I’m growing armour, my amour.
Thick leather and scurf is all over my body
replacing my skin, now creeping along the walls of my lungs.
By degrees my breath grows numb.
I wake up and my head is enveloped in tin.
I slide back a little door, and there you are sleeping
and I close it again.
My mouth rattles at the grating. If you are to hear me
I must shout everything.
I clank hopelessly when we go walking, like a terrible
broken engine, pistons frothing.

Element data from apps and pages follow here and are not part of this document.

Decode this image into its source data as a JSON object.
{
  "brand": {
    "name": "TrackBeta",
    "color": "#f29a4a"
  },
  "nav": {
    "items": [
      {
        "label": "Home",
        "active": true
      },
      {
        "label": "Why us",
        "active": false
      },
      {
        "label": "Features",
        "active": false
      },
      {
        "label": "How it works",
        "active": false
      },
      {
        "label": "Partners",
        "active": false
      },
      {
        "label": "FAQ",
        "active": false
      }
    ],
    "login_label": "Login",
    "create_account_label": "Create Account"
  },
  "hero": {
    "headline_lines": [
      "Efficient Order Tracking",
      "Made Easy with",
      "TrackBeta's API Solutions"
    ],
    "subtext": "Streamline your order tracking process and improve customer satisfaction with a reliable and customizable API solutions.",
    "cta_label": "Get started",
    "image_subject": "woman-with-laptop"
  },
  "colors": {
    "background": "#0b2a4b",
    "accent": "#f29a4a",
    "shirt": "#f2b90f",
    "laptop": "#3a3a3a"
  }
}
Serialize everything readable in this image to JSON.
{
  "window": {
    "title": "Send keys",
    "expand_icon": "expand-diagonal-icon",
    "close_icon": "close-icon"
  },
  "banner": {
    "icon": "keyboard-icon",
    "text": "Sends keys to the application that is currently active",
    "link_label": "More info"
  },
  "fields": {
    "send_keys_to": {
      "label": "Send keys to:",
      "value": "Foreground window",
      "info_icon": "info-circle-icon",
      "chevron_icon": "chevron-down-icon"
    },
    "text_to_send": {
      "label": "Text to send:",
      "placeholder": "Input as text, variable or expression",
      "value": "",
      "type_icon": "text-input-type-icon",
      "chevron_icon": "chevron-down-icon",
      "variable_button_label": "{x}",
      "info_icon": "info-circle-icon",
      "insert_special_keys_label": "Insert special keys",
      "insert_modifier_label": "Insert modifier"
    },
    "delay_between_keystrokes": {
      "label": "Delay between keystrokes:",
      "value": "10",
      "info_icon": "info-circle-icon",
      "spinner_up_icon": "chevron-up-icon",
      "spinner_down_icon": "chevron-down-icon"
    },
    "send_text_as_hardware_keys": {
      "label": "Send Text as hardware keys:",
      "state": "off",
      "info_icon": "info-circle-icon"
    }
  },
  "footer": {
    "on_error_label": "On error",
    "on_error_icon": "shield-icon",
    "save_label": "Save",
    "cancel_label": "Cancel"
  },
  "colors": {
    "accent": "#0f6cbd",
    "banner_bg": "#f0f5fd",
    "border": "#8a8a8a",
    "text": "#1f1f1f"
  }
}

My amour you take my rusted hand
and lift it gently, not minding.
Listen to Ashleigh Young read ‘My Amour‘
Afternoon with Jane
the whole package!’
No one had ever
called me a package
before. ‘Well,’ I said, ‘I’m a package,
of sorts.’ Or I hoped to be one,
one day – bundled together, on
in the high-backed chair, wearing her enormous black skirt
and crinkly leather boots (like dead balloons, but beautiful
on her particular feet), a thick clot of hematite
beaded round her neck, and her blown-glass hair
It is possible to stare and stare at Jane
who is beautiful in such a way
that one never grows bored
but some do grow sad, in her company.
I stared, and felt myself go
as my resolve opened,
dispatched itself in pieces.
‘Stop,’ Jane said, ‘stop writing
your lists and go out and do
something. Ask out Nose Boy – ask him his name.
‘It’s hopeless,’ because that is the nature
of hopelessness; echoing itself, bending in on itself
through an infinity of selves, like a room
full of mirrors: every surface
mounting another to breed millions more.
of hope, she said: it refracts
hopelessness, and fills you –
as a mailroom, piled high with mail –
with many more hopes, all waiting to be posted
into the present tense: it is
many wrongly addressed but all destined
to travel –
she said this, my friend Jane,
her explanation gorgeously wrought
but ultimately unwrappable;
she narrowed her cut-glass eyes
as if she thought she could see
the names and addresses
of all the mail bundled in me.
Giving My Father Frights
of opportunity for giving my father frights.
Our house is for hiding in.
We crouch in the porch, waiting for the bend of his shadow.
The frightening of him
happens in slow, simultaneous motion: we leap
and my father’s feet
explode from the floor
and like a man falling he roars –
and finds us instead, flared eyes and limbs
springing at him, blowing chip packets and muesli into the air –
we hang motionless in the long curtains
we hide in his suits, in the wardrobe
and once in the ceiling –
beside him, as he is sleeping. There is no sound
like my father’s roar, its fury and fear,
each time we burst out at him
like the living dead.
for a time when
a doorway was a welcome
the pantry unforthcoming
the wardrobe hung only with clothes:
all the empty suits, waiting.
Listen to Ashleigh Young read ‘Giving My Father Frights‘
ABOUT THE AUTHOR
Ashleigh Young lives in Wellington and works as a bookseller and occasional freelance writer. Her poems have appeared in Sport, Best New Zealand Poems, and the anthology Great Sporting Moments. She is currently shambling her way through a small, first collection of poems.